Selling to the appropriate audience.

Amazon doesn’t currently have an area just for the licensed professional, which means any professional products like color or treatments will get into the hands of the consumer. A non-pro might attempt the process, and if it doesn’t go well, you’re sure to receive a bad review. Buyers quickly complain, especially in the beauty and personal care category, negatively impacting your product and your brand reputation.

Preparing your profit margin.

There is a fee through Amazon (starting at 99¢ per item sold), but you can also expect to pay for advertising and sponsorships to increase exposure. Advertising is certainly not required but is necessary if you want to be seen. There’s a great deal of competition for any category, but beauty and personal care is one of the fastest-growing industries, specifically consumable beauty products. You can expect to dedicate up to 35% of your profits to commissions, advertising, and account management.

How to Get Your Brand on Amazon

Seller account & brand registry.

In order to sell on Amazon, specifically in the beauty and personal care category, you’ll need to provide appropriate FDA documentation, manufacturing practice certification, liability policy information, and more. It’s a hassle, but you have to appreciate the gated nature of the category. Amazon doesn’t allow just anyone to sell in this area. Once you’re approved with a seller account, you’ll complete the brand registry, which will enable you to create your storefront and allow users to follow your brand.

Product information.

We all know that ‘content is king.’ On Amazon, that means providing information to help the shoppers find your product. Keywords and target demographic are two important things to include with your initial upload. We’ve learned that it’s simpler and more efficient to provide complete and accurate information with the first upload than to go back and audit your products. 

Rich content.

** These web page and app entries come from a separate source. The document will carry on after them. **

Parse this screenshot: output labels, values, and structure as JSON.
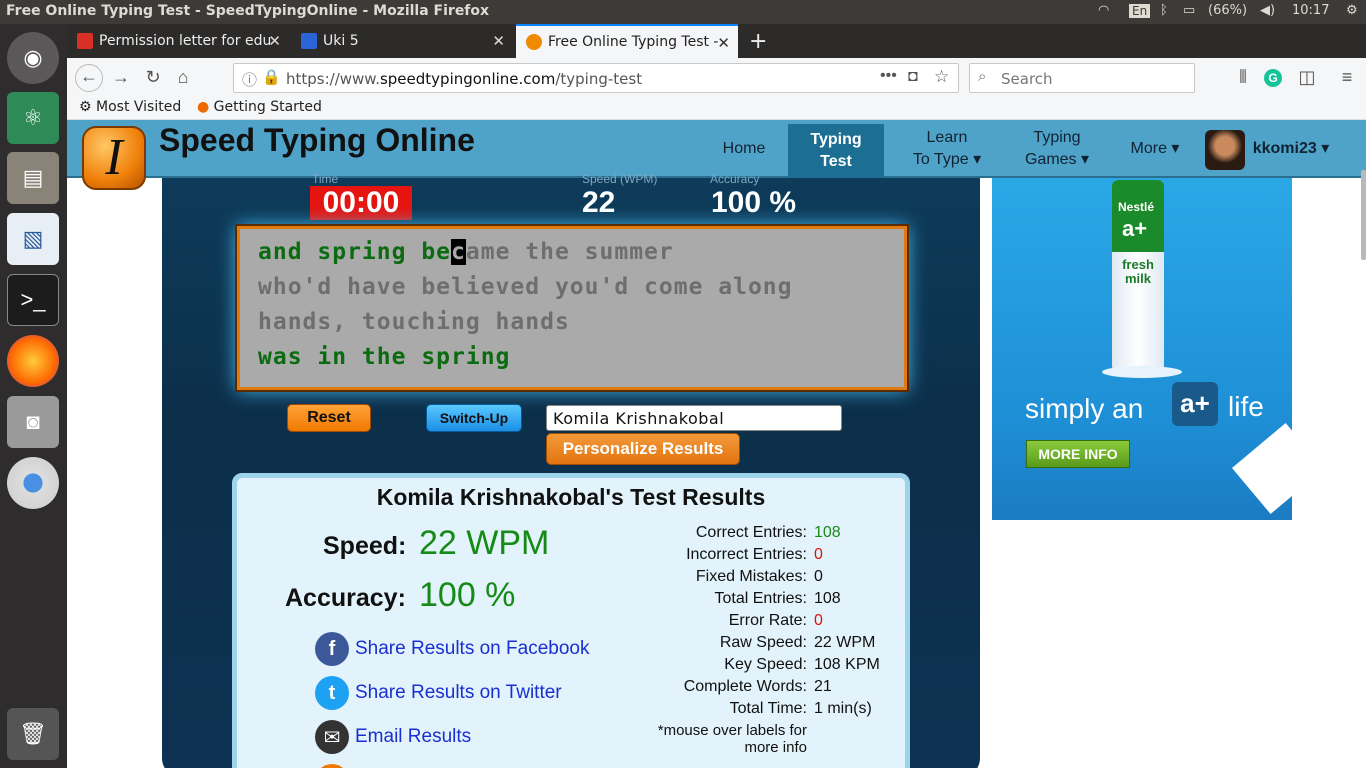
{
  "window": {
    "title": "Free Online Typing Test - SpeedTypingOnline - Mozilla Firefox"
  },
  "tray": {
    "lang": "En",
    "battery": "(66%)",
    "time": "10:17"
  },
  "tabs": [
    {
      "label": "Permission letter for edu",
      "color": "#d93025"
    },
    {
      "label": "Uki 5",
      "color": "#2a64d8"
    },
    {
      "label": "Free Online Typing Test -",
      "color": "#f08a00"
    }
  ],
  "nav": {
    "url_prefix": "https://www.",
    "url_domain": "speedtypingonline.com",
    "url_path": "/typing-test",
    "search_placeholder": "Search"
  },
  "bookmarks": {
    "most_visited": "Most Visited",
    "getting_started": "Getting Started"
  },
  "site": {
    "name": "Speed Typing Online",
    "logo_letter": "I",
    "menu": {
      "home": "Home",
      "typing_test_1": "Typing",
      "typing_test_2": "Test",
      "learn_1": "Learn",
      "learn_2": "To Type",
      "games_1": "Typing",
      "games_2": "Games",
      "more": "More",
      "user": "kkomi23"
    }
  },
  "test": {
    "time_label": "Time",
    "speed_label": "Speed (WPM)",
    "accuracy_label": "Accuracy",
    "timer": "00:00",
    "speed": "22",
    "accuracy": "100 %",
    "line1_typed": "and spring be",
    "line1_cursor": "c",
    "line1_rest": "ame the summer",
    "line2": "who'd have believed you'd come along",
    "line3": "hands, touching hands",
    "line4": "was in the spring",
    "reset": "Reset",
    "switch_up": "Switch-Up",
    "name_value": "Komila Krishnakobal",
    "personalize": "Personalize Results"
  },
  "results": {
    "title": "Komila Krishnakobal's Test Results",
    "speed_label": "Speed:",
    "speed_value": "22 WPM",
    "accuracy_label": "Accuracy:",
    "accuracy_value": "100 %",
    "share_facebook": "Share Results on Facebook",
    "share_twitter": "Share Results on Twitter",
    "email": "Email Results",
    "stats": [
      {
        "label": "Correct Entries:",
        "value": "108",
        "color": "#1a8a1a"
      },
      {
        "label": "Incorrect Entries:",
        "value": "0",
        "color": "#e01010"
      },
      {
        "label": "Fixed Mistakes:",
        "value": "0",
        "color": "#111"
      },
      {
        "label": "Total Entries:",
        "value": "108",
        "color": "#111"
      },
      {
        "label": "Error Rate:",
        "value": "0",
        "color": "#e01010"
      },
      {
        "label": "Raw Speed:",
        "value": "22 WPM",
        "color": "#111"
      },
      {
        "label": "Key Speed:",
        "value": "108 KPM",
        "color": "#111"
      },
      {
        "label": "Complete Words:",
        "value": "21",
        "color": "#111"
      },
      {
        "label": "Total Time:",
        "value": "1 min(s)",
        "color": "#111"
      }
    ],
    "note_1": "*mouse over labels for",
    "note_2": "more info"
  },
  "ad": {
    "brand": "Nestlé",
    "product": "a+",
    "milk": "fresh milk",
    "tagline_1": "simply an",
    "tagline_2": "life",
    "cta": "MORE INFO"
  }
}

On Amazon, this is known as “A+” content. This means additional text, imagery, and videos that can be applied to your products. You can include brand-story information or product-specific details. One of our favorite elements is the comparison chart—with this, you can visualize the differences between products while promoting additional items.

Store front.

Once your brand registry is processed, you can create your mini-site on Amazon. This is done quickly through drag-and-drop design and dynamic product widgets. You can create multiple pages and even access stats for your store.

Hopefully, we haven’t scared you away from selling on Amazon, but it’s not a decision to make lightly. It’s certainly not a quick and easy process to implement and is not exactly hands-off once you get started. 

To learn more about opening a store on Amazon, contact Jori Lawatsch, Brand Strategist & Project Manager at iBeAuthentic, at